THE GREAT battle over Alaska'a future has finally ended.The House of Representatives meekly accepted last Wednesday the bill the Senate passed last summer and sent it along to President Carter for his signature. The bill is a notable, perhaps stupendous, step forward in preserving a part of the original America for future generations to enjoy and use.But it is also a disappointment. It could have been -- should have been -- better.

The decision not to try to improve that Senate bill during this lame duck session, however, was inevitable once the election results were in. While the votes seemed to exist in both houses of Congress for a better bill, any effort to capitalize on them risked losing the whole project to a Senate filibuster. A failure to enact any legislation this year would have left the future of Alaska to those not all that sympathetic to preservation and conservation.

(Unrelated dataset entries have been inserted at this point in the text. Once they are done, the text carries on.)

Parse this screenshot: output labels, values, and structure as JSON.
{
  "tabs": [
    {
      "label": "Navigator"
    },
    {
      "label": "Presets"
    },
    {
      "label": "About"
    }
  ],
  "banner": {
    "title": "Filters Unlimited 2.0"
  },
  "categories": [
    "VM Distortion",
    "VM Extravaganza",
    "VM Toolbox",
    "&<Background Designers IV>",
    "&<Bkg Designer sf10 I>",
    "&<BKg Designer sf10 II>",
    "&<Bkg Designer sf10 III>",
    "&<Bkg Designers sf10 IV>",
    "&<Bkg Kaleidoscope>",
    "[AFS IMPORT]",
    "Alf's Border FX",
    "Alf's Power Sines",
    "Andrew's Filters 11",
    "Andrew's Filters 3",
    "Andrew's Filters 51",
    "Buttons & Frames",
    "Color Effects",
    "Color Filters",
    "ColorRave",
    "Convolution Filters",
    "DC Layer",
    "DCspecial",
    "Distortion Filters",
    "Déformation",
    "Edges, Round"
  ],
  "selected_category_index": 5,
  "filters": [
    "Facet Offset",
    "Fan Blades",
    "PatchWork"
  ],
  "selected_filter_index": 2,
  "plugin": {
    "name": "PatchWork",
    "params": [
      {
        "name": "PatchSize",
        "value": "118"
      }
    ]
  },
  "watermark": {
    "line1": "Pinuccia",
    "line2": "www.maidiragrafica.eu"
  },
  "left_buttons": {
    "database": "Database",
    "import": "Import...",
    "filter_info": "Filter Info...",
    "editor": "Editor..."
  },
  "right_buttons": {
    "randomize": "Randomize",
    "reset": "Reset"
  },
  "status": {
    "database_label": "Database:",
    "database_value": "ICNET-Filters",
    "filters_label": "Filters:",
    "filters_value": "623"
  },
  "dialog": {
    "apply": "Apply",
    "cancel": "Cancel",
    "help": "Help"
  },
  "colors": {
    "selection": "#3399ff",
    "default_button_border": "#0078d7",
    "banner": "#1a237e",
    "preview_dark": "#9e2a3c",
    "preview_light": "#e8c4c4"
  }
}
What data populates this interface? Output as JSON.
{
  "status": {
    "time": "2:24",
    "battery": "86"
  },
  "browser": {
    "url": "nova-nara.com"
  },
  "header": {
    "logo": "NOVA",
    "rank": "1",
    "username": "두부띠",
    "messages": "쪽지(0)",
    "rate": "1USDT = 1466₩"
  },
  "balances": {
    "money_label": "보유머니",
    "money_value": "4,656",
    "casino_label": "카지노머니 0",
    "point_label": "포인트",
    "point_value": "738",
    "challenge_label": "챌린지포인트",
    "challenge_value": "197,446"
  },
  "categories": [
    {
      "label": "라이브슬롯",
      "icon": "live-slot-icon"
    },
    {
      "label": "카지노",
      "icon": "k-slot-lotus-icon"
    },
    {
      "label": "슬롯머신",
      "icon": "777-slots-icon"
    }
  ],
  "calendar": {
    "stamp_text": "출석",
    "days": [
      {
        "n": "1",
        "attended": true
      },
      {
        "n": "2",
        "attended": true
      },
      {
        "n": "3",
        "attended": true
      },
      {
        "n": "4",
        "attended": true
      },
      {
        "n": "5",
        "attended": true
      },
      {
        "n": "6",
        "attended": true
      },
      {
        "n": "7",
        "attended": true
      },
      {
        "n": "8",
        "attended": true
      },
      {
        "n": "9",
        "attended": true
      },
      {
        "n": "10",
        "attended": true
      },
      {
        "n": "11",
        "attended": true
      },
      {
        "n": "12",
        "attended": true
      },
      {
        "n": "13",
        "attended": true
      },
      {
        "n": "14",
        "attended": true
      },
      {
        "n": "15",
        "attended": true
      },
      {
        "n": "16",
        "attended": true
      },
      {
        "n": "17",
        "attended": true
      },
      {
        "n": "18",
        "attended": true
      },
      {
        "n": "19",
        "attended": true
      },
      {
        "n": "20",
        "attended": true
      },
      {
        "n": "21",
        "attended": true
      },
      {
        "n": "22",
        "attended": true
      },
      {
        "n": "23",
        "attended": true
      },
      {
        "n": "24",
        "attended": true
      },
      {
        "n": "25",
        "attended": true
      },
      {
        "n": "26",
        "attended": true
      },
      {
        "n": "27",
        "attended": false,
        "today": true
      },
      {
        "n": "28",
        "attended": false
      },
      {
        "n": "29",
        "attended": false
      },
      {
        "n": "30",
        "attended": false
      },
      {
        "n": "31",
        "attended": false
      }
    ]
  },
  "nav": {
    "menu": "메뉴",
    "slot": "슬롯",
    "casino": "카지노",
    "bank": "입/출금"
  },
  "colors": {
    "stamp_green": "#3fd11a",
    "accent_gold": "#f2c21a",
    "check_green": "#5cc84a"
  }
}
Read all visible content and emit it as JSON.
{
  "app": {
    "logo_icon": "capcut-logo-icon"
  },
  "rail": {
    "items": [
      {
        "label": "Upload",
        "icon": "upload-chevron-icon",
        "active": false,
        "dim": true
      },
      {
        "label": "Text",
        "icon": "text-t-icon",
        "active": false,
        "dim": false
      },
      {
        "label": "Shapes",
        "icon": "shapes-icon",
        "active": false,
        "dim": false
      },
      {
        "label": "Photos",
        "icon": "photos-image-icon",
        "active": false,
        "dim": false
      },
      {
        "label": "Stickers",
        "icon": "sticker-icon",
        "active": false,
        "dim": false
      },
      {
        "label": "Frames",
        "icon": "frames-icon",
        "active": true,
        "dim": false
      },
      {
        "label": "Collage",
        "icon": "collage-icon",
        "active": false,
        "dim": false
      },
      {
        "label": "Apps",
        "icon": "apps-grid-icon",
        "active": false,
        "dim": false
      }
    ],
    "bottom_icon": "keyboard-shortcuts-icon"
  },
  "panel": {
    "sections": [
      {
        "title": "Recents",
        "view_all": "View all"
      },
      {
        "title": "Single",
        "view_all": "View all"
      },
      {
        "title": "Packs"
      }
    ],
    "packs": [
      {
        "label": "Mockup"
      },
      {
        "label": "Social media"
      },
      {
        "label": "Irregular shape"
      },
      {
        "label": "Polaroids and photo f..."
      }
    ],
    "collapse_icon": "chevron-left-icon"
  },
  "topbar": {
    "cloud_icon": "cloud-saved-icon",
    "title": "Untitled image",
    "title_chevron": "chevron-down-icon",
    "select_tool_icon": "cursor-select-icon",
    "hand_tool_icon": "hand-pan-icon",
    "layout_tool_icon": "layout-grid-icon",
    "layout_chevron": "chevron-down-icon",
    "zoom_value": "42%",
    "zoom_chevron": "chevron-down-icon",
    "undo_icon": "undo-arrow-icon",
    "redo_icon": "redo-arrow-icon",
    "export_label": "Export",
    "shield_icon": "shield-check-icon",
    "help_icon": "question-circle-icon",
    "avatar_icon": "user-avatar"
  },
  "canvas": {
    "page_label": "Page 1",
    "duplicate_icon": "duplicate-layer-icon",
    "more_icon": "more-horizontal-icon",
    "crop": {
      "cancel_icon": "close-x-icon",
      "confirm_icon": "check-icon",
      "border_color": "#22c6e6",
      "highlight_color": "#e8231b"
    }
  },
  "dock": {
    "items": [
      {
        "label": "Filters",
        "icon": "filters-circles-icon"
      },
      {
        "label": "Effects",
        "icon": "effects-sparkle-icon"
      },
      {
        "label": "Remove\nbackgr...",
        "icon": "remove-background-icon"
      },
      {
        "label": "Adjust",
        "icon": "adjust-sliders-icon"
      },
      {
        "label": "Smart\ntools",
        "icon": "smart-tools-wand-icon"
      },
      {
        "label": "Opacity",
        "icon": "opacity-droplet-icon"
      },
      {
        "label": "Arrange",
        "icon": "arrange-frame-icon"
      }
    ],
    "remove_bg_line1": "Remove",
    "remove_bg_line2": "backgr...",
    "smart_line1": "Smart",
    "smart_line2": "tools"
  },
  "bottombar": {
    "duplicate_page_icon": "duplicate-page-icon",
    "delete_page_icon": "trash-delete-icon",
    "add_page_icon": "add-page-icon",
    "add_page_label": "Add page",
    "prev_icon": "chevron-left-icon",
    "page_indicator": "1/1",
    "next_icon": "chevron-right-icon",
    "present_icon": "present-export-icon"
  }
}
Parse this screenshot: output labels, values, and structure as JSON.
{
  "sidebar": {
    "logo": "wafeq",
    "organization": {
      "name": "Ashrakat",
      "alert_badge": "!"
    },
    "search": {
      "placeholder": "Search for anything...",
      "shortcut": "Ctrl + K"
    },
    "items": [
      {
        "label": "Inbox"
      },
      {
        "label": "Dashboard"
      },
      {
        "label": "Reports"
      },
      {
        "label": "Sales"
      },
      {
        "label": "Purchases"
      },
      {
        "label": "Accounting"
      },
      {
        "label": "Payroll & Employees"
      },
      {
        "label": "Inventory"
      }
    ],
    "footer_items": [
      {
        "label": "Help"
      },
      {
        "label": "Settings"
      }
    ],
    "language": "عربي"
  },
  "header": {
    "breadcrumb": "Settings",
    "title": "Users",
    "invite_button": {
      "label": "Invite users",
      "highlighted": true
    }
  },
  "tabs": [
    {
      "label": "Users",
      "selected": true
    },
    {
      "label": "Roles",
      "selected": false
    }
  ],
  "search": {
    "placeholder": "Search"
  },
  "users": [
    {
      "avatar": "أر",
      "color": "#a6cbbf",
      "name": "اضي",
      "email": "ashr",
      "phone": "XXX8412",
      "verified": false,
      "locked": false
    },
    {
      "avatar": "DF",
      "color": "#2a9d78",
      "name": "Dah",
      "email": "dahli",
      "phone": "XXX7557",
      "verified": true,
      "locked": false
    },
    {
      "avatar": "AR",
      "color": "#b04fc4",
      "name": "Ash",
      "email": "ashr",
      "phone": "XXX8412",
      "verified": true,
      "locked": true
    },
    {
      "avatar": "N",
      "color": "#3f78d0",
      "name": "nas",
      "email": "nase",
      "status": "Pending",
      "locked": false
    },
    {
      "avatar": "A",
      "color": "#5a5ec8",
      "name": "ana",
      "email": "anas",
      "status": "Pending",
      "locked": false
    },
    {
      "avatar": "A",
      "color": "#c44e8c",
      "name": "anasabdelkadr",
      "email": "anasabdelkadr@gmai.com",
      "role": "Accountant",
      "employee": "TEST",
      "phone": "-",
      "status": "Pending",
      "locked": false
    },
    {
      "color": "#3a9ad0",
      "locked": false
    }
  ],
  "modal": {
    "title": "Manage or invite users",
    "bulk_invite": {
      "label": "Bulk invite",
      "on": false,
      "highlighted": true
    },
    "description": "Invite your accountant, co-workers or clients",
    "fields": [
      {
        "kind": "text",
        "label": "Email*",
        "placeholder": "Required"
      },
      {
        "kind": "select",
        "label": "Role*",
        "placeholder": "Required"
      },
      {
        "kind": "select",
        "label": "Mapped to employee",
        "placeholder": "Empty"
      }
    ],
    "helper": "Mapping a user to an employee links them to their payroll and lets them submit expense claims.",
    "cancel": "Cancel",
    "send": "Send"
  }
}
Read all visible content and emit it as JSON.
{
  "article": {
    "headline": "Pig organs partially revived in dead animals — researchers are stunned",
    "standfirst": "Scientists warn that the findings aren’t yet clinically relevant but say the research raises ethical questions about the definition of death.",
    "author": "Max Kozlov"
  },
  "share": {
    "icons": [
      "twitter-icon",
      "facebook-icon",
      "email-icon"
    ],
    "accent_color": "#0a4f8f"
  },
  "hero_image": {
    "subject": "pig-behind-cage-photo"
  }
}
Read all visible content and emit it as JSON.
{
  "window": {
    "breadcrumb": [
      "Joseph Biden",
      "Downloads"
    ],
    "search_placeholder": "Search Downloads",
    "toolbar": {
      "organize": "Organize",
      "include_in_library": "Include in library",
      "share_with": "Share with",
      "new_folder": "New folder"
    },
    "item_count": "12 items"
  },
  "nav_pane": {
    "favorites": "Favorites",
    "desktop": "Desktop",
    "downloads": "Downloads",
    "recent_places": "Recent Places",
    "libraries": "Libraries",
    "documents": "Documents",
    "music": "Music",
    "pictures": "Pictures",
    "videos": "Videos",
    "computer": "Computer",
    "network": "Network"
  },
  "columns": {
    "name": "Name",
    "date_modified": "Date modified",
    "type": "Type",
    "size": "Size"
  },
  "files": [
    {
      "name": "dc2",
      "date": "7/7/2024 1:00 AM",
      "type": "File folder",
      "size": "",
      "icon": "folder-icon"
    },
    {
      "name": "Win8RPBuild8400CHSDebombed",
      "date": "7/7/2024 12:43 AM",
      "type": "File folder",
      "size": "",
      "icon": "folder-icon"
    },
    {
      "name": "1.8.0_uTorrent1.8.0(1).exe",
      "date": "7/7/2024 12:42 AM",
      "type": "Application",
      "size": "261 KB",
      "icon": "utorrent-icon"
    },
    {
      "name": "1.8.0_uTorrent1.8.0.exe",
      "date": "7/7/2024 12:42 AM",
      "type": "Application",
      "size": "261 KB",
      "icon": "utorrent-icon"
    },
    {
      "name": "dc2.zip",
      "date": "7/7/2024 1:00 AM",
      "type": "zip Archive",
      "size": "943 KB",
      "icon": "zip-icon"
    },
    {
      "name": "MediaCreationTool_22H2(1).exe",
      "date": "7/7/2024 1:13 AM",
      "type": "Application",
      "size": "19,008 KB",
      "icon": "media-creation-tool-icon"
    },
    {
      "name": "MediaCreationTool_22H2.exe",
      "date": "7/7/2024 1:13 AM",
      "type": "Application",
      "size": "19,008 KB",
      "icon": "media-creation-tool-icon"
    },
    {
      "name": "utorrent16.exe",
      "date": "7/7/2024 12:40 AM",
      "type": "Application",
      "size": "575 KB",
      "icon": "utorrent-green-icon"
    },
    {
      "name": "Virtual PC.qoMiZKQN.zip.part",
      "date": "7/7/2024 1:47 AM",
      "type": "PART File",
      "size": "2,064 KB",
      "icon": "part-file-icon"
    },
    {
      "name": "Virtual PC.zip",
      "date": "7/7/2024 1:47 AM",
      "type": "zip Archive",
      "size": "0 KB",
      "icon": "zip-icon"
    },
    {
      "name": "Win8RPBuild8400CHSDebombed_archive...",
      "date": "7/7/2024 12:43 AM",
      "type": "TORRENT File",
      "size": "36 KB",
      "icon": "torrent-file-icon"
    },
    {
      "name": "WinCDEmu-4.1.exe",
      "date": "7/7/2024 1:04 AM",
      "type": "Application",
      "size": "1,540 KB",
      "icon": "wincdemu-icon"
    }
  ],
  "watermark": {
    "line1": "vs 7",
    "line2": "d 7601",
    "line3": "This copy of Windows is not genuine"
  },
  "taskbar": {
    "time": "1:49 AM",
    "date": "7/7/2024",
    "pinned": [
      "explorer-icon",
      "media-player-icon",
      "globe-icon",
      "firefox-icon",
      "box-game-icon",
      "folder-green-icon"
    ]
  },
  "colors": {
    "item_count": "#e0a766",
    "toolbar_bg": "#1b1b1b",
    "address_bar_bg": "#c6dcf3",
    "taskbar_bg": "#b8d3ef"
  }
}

This probably rankles with the prople who fought so long to keep a larger part of the state free from mining, logging and development. But the bill now on the president's desk is still the most important piece of conservation legislation in decades. It sets aside in various categories of federally protected land an area larger in size than the state of California. It is a more sweeping bill than almost any conservationist expected to get when the Alaska issue finally gained congressional attention in the mid-1970s.

Next year the efforts will begin to change some of the bill's most controversial provisions. Alaska's representatives in Congress have already said they will attempt to "unlock" more of that state's mineral resources. The Alaska Coalition, an umbrella organization of conservation groups, has said it will be back with amendments to undo some of the more glaring errors in the Senate bill.

For the moment, however, there is enough in the bill the president will almost certainly sign to permit each side to cheer loudly. The Alaskan state government and its friends on Captiol Hill have won immediate access to much land for development. The conservationists have won the protection they sought for the heart of Alaska's natural beauty and have steered through Contress a bill that ranks in importance with the founding of the national park system a century ago.